Given the unrelieved fraud that is "intelligence," and in light of the conclusively and repeatedly proven inability to trust any part of the Establishment to "filter" any of this or any other material whatsoever, including "raw data," I view it as a complete and shining triumph for Wikileaks and other organizations to release as much information, and as much "raw data," as they can get their hands on. Wikileaks thus increases what is in the public record, and thereby provides more information on the basis of which you can make your own judgment. We -- by which I mean you, me and everyone else -- certainly can't do any worse than the politicians and "experts" in trying to make sense of it. Moreover, I consider it much more likely that we will do a significantly better job. And even if we don't, we aren't the ones who will be ordering bombing runs, assassinations, or invasions.

The broader point remains the most critical one. By acting as it does, Wikileaks entirely bypasses the structures of authority, "order" and obedience. By stepping outside them altogether, Wikileaks diminishes their power -- and transfers that power to all of us. Just think about what would happen if ten or twenty organizations did this many times a week, releasing "secret" and "confidential" information closely guarded by governments, multinational corporations, and others who exploit, brutalize and act in innumerable destructive and cruel ways. The world as it exists today would be severely threatened as people began to see the details of what is actually transpiring.

And many people -- many of those "ordinary" human beings across the world who today are entirely disregarded and only brutalized, and who "merely" provide the labor and often the blood that sustains the power structure that rules us -- would make sense of it. At a minimum, they would make sense of it in ways that the prevailing powers ceaselessly try to obfuscate and cover up. A lot of "ordinary" people would begin to see a fuller version of the truth.

That's exactly what States and those who rule and enable them are afraid of. That's why they condemn Wikileaks with such vehemence, in a manner that frequently verges on hysteria. The ruling class understands very well indeed the threat that Wikileaks represents, and what would happen if additional organizations utilized the same strategy. If you want to understand the threat embodied by Wikileaks, do what I suggest: multiply Wikileaks by ten, or a hundred. The ruling class sees that possibility with startling and unnerving clarity. Why do you think they're scared shitless?

And they are.

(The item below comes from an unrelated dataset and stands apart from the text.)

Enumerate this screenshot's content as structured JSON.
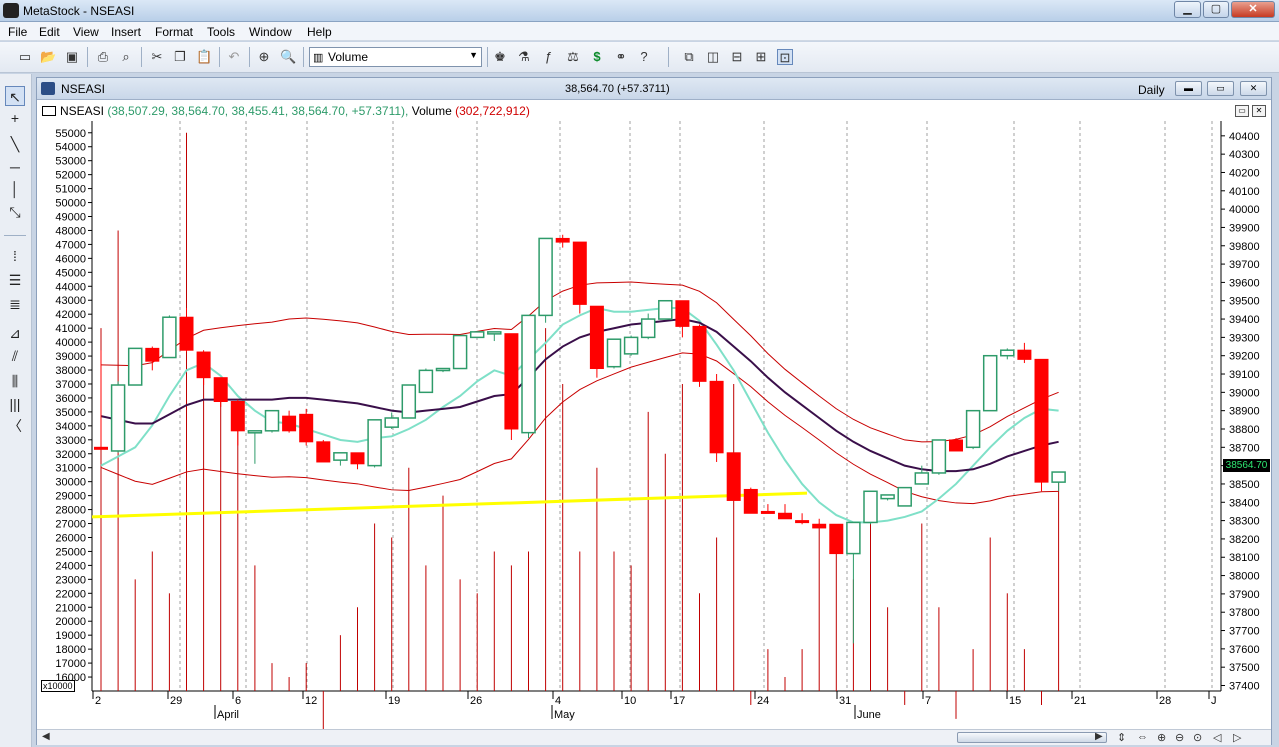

Next time, I'll discuss Forte's argument concerning Wikileaks' purported "lack of ethical concern, and an inadequate review process." I've dealt with some aspects of the "review process" question above and in earlier installments, but more needs to be added. The alleged "lack of ethical concern" is a fairly astonishing charge to level at Wikileaks when one compares Wikileaks' capabilities with those of the powers it challenges (see the concluding paragraphs here). But this argument comes up frequently, and I have a fair amount to say about it. By the way, you'll see the same argument (among others) in this uniformly dreadful article at Reason. So much for Establishment "libertarianism." The emphasis is solely on Establishment, with none at all that I can detect on libertarianism. I hadn't understood that "respectability" was a key libertarian value, just as I hadn't appreciated the enormous virtues of "journalism" as presently practiced. I learn something new every day.

I'll have a response to all that next time.